┌─ Records

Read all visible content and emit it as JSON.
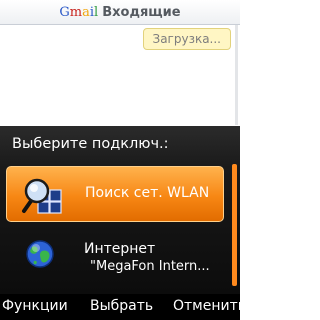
{
  "header": {
    "logo_letters": [
      "G",
      "m",
      "a",
      "i",
      "l"
    ],
    "logo_colors": [
      "#2a58c7",
      "#c8251f",
      "#f2a60d",
      "#2a58c7",
      "#2f9b3e"
    ],
    "title": "Входящие"
  },
  "background": {
    "loading_badge": "Загрузка..."
  },
  "dialog": {
    "title": "Выберите подключ.:",
    "options": [
      {
        "label": "Поиск сет. WLAN",
        "sublabel": "",
        "icon": "wlan-search-icon",
        "selected": true
      },
      {
        "label": "Интернет",
        "sublabel": "\"MegaFon Intern...",
        "icon": "globe-icon",
        "selected": false
      }
    ]
  },
  "softkeys": {
    "left": "Функции",
    "center": "Выбрать",
    "right": "Отменить"
  }
}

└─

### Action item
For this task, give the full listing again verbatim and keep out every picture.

### Worked solution
Read all visible content and emit it as JSON.
{
  "header": {
    "logo_letters": [
      "G",
      "m",
      "a",
      "i",
      "l"
    ],
    "logo_colors": [
      "#2a58c7",
      "#c8251f",
      "#f2a60d",
      "#2a58c7",
      "#2f9b3e"
    ],
    "title": "Входящие"
  },
  "background": {
    "loading_badge": "Загрузка..."
  },
  "dialog": {
    "title": "Выберите подключ.:",
    "options": [
      {
        "label": "Поиск сет. WLAN",
        "sublabel": "",
        "icon": "wlan-search-icon",
        "selected": true
      },
      {
        "label": "Интернет",
        "sublabel": "\"MegaFon Intern...",
        "icon": "globe-icon",
        "selected": false
      }
    ]
  },
  "softkeys": {
    "left": "Функции",
    "center": "Выбрать",
    "right": "Отменить"
  }
}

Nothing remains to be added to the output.